Is the legend true? If it is, would a Seafarer be able to tell Pablo where he came from? If he had a family before he arrived in Isla?

And if he did, did that family . . . love him? 

Twin Citians, I hereby invite you to a launch party at the wonderful Red Balloon Bookshop in St. Paul on August 23rd at 6:30. I’d love to see you there.

I’ll be making additional appearances (listed below) in New York City, Mississippi, Georgia, South Dakota, Vermont and Massachusetts this fall, and I’d love to meet some of you at the readings. 

August 19, Jackson, MS. The Mississippi Book Festival. Panel presentation on middle-grade fiction, followed by a book signing for Pablo and Birdy, 9:30-11:30 am

August 23, St. Paul, MN. The Red Balloon Bookshop. Launch party, reading, discussion and signing for Pablo and Birdy, 6:30 pm

September 2, Decatur, GA. Presentation on Pablo and Birdy at the Decatur Book Festival, 3:15-3:45 pm

October 27, Barneveld, NY. Unity Hall. Free public reading, discussion and signing featuring both Pablo and Birdy and Never Coming Back, 7 pm.

October 28, Liverpool, NY. Barnes and Noble. Public reading, signing and events for both Pablo and Birdy and Never Coming Back.

October 29, Chelsea, New York City. Books of Wonder. Panel presentation, reading and signing for Pablo and Birdy.

November 2, Shelburne, VT. Flying Pig Bookstore. Back-to-back readings, discussion and signings for Pablo and Birdy and Never Coming Back. (Come for the children’s novel, stay for the adult!)

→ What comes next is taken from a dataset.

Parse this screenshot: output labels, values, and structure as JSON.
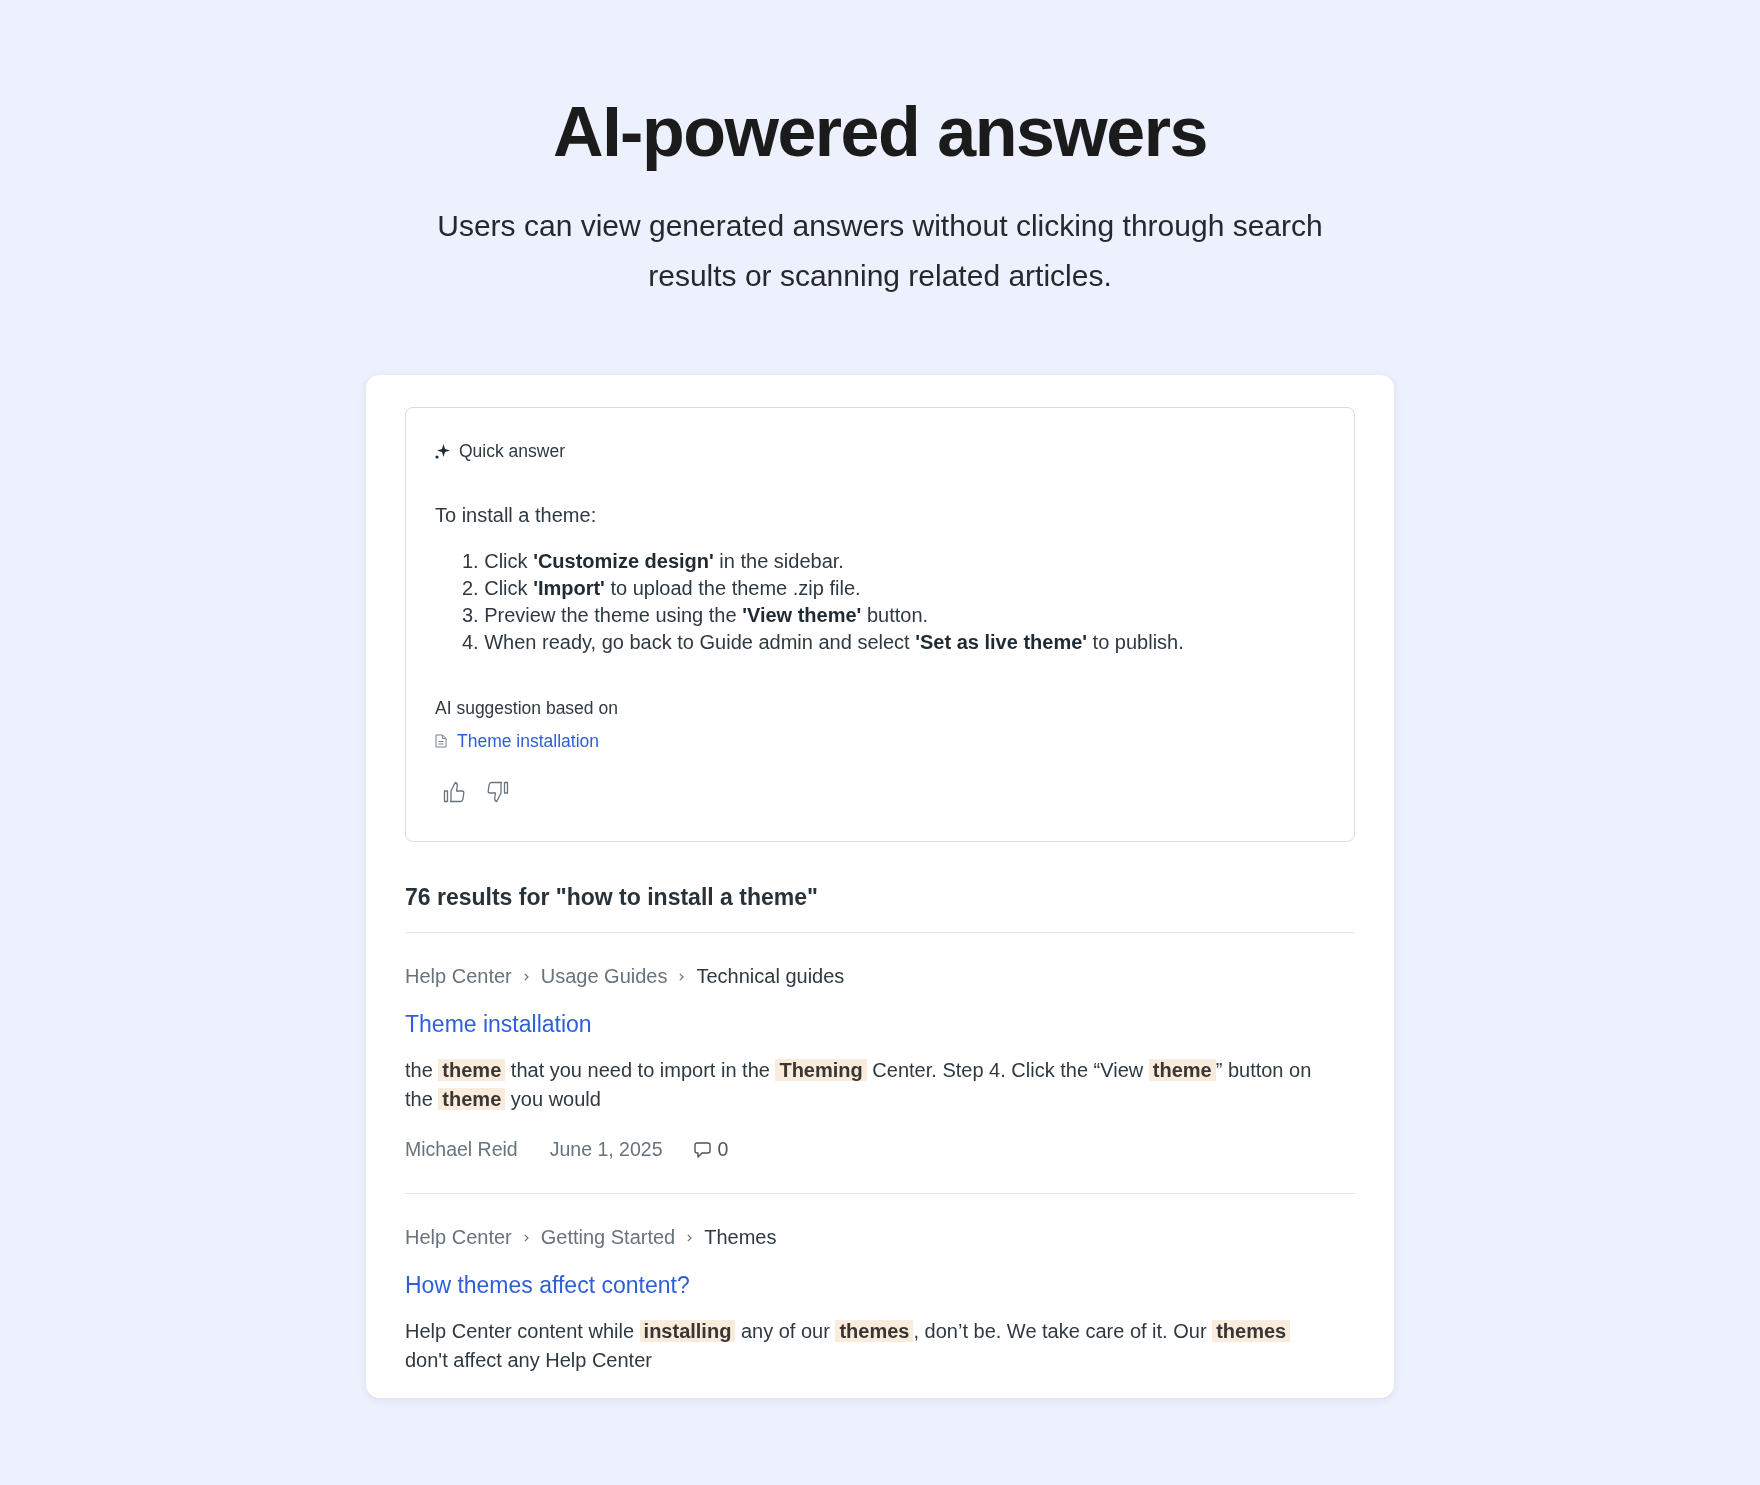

November 4, Plainville, MA. An Unlikely Story. Back-to-back readings, discussion and signings for Pablo and Birdy and Never Coming Back. (Come for the children’s novel, stay for the adult!) 4 pm.